**Work to be completed:** Across all the records, filter for lines with the word "SANTOS" and copy them.

**Listed records:**

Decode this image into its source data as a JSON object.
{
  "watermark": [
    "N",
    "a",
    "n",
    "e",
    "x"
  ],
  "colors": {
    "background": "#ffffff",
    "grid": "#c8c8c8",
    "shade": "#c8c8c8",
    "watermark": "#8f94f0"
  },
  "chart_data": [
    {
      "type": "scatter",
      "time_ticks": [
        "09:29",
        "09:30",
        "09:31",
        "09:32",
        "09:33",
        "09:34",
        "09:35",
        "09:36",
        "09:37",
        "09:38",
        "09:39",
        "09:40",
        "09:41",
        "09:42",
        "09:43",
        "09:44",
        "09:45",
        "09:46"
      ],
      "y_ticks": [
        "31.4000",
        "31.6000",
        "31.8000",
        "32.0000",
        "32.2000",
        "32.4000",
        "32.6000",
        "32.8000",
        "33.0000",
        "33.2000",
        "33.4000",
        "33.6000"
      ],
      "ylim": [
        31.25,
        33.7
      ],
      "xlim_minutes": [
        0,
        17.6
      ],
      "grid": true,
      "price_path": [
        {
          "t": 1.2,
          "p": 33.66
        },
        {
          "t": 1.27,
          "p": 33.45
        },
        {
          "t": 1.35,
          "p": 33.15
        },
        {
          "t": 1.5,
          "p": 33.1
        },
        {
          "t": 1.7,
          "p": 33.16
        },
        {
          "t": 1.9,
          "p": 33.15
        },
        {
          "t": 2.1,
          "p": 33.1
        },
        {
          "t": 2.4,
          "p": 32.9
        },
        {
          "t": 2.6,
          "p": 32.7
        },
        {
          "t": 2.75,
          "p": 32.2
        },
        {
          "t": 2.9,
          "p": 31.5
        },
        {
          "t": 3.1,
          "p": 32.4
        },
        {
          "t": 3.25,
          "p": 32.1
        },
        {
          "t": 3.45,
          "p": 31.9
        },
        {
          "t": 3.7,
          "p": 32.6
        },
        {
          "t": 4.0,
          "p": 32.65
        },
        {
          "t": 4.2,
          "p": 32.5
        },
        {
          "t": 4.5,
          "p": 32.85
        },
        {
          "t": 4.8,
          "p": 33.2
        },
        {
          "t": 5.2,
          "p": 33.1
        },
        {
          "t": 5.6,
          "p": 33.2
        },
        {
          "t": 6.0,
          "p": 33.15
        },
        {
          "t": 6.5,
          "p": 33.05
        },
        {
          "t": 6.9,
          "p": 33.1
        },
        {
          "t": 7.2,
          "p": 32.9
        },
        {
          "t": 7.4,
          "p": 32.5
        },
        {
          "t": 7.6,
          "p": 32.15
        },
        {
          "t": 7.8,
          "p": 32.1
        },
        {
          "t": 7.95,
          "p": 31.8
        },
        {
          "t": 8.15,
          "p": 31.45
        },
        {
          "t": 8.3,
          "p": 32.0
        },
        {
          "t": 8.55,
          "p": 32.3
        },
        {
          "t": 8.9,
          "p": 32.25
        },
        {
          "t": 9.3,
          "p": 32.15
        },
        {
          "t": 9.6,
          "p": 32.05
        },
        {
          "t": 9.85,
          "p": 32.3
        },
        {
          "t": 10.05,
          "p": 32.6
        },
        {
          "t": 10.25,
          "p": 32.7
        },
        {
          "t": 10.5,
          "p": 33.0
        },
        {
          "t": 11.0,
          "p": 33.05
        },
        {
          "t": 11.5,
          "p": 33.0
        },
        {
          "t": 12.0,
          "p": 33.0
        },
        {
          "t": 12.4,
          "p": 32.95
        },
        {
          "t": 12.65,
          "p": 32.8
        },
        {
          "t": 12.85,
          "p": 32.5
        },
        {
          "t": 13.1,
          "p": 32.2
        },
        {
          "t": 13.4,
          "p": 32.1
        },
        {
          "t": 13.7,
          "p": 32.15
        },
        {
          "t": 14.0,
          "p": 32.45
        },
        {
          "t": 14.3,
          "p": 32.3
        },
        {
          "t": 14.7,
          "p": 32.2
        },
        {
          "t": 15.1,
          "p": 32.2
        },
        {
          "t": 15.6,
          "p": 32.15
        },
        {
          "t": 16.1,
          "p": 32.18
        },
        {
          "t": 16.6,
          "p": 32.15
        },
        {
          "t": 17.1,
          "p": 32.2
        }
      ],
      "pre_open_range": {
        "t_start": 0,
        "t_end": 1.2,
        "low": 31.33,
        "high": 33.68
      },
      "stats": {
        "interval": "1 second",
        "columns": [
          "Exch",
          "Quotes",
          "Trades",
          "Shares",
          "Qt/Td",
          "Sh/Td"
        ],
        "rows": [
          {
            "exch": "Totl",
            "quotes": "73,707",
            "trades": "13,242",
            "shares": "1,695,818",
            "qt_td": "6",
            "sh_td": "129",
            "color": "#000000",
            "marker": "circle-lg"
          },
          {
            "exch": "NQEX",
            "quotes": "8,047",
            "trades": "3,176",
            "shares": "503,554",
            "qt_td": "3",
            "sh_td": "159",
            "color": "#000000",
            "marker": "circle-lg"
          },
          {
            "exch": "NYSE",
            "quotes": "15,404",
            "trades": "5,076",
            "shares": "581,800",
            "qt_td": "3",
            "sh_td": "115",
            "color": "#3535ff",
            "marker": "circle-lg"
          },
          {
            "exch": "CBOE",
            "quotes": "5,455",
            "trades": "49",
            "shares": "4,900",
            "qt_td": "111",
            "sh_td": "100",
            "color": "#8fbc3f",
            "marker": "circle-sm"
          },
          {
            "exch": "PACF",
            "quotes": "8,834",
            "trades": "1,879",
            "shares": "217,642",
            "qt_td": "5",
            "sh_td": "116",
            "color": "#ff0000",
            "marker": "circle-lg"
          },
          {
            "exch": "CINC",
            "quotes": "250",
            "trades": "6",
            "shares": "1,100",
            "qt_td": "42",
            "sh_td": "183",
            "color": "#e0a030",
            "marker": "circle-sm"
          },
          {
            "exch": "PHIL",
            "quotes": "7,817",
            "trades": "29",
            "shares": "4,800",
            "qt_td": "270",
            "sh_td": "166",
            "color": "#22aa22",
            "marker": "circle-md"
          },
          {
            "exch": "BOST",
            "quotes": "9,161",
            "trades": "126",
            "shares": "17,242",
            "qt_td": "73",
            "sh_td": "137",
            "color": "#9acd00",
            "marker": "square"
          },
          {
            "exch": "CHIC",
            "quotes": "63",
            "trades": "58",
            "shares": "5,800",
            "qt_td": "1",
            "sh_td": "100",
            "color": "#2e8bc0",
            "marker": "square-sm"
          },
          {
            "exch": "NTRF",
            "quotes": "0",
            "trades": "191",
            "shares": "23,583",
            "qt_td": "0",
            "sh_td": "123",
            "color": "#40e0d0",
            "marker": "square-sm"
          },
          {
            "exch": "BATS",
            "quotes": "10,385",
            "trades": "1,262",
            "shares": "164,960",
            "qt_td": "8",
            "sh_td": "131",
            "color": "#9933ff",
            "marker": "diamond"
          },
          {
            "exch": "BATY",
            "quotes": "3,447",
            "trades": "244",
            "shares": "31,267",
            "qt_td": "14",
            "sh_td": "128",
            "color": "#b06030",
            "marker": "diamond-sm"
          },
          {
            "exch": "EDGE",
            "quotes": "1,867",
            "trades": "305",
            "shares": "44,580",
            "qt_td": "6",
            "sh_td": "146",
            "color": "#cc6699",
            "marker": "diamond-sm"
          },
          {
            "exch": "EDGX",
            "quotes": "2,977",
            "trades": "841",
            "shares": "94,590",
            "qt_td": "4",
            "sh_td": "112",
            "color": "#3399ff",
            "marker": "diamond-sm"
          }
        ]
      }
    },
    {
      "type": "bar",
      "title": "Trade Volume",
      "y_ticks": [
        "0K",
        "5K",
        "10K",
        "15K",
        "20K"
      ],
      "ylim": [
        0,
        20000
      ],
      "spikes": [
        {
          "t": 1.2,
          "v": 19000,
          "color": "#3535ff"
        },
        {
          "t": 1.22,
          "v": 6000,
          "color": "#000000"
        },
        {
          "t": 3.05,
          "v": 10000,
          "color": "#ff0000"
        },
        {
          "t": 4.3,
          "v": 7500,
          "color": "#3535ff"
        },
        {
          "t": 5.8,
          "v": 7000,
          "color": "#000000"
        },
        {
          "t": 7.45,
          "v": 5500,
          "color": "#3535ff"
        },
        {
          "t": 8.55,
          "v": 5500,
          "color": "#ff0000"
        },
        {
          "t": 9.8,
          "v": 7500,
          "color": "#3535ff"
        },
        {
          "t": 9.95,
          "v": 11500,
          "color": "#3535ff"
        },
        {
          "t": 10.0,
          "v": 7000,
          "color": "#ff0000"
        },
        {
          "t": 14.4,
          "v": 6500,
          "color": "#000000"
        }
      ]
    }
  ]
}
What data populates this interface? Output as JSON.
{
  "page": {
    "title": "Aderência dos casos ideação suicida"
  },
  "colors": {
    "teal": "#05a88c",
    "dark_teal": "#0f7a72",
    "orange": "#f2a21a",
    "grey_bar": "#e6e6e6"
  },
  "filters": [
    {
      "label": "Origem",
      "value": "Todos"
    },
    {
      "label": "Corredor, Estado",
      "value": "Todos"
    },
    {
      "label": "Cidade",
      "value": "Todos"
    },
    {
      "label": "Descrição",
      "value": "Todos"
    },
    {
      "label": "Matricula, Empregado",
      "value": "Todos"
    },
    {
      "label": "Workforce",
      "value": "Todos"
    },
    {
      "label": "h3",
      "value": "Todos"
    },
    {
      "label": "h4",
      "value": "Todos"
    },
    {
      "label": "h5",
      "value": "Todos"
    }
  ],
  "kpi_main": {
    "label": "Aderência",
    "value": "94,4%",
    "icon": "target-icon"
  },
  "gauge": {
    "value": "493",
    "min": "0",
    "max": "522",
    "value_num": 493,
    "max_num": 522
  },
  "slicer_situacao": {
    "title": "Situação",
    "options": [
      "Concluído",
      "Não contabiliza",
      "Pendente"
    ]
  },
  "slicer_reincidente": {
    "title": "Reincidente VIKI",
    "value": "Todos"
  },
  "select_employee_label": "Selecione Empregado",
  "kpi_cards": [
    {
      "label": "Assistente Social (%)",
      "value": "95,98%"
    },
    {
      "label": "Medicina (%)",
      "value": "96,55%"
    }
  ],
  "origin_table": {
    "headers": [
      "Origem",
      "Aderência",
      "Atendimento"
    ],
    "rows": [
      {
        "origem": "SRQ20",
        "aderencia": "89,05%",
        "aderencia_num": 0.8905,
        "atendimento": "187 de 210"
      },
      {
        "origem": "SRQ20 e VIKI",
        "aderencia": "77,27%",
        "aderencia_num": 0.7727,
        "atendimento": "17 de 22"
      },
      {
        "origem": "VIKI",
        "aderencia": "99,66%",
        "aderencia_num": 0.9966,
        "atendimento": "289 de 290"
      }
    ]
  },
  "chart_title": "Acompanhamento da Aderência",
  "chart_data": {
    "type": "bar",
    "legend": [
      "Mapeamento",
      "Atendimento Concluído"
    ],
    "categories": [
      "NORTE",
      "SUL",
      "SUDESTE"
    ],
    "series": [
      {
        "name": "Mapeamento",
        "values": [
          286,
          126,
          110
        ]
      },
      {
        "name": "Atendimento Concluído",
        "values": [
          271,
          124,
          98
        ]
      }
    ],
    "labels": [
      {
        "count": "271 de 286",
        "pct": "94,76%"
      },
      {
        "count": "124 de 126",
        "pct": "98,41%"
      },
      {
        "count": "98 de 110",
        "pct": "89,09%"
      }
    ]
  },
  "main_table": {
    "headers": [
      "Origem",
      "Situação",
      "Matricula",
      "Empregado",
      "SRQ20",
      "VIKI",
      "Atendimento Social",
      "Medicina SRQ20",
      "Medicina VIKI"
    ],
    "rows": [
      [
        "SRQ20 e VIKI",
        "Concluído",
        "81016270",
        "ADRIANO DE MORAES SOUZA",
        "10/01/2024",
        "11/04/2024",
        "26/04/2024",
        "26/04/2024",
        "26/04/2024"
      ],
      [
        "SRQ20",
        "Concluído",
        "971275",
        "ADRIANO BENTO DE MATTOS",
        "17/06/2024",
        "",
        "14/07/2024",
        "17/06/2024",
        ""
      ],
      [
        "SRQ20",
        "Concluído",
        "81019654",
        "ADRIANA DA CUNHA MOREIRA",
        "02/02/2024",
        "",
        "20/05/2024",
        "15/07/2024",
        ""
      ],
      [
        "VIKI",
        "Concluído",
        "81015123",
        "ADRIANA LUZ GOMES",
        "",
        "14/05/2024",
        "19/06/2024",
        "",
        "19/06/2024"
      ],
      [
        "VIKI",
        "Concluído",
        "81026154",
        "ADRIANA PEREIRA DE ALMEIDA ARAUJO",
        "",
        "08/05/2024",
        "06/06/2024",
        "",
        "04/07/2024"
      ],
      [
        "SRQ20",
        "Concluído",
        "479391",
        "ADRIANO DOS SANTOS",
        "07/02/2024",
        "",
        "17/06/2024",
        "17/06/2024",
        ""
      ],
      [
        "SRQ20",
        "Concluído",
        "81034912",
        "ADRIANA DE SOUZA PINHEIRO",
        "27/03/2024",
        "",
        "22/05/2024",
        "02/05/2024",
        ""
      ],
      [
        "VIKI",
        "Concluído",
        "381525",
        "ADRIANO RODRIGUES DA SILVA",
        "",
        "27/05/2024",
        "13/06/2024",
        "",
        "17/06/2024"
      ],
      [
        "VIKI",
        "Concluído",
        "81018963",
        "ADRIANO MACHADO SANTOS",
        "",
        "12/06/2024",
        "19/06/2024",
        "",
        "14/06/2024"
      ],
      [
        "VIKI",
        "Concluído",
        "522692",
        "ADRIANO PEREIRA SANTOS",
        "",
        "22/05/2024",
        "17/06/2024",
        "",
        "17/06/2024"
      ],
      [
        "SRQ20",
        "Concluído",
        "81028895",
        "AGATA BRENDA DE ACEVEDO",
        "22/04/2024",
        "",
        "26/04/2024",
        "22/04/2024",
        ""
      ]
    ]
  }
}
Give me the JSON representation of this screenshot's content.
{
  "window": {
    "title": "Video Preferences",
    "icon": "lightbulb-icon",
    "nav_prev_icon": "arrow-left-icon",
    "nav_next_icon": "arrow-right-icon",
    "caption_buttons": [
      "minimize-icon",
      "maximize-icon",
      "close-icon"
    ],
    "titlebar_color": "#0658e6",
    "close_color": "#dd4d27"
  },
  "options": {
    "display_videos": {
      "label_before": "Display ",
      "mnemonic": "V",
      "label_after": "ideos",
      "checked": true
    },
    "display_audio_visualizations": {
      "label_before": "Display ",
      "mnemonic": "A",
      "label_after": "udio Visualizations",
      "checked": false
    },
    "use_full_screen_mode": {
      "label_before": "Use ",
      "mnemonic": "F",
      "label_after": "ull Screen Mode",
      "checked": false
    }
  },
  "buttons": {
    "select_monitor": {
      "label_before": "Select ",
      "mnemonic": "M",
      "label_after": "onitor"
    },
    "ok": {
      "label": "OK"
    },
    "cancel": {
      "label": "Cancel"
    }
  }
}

**Answer to this exercise:**
        "ADRIANO DOS SANTOS",
        "ADRIANO MACHADO SANTOS",
        "ADRIANO PEREIRA SANTOS",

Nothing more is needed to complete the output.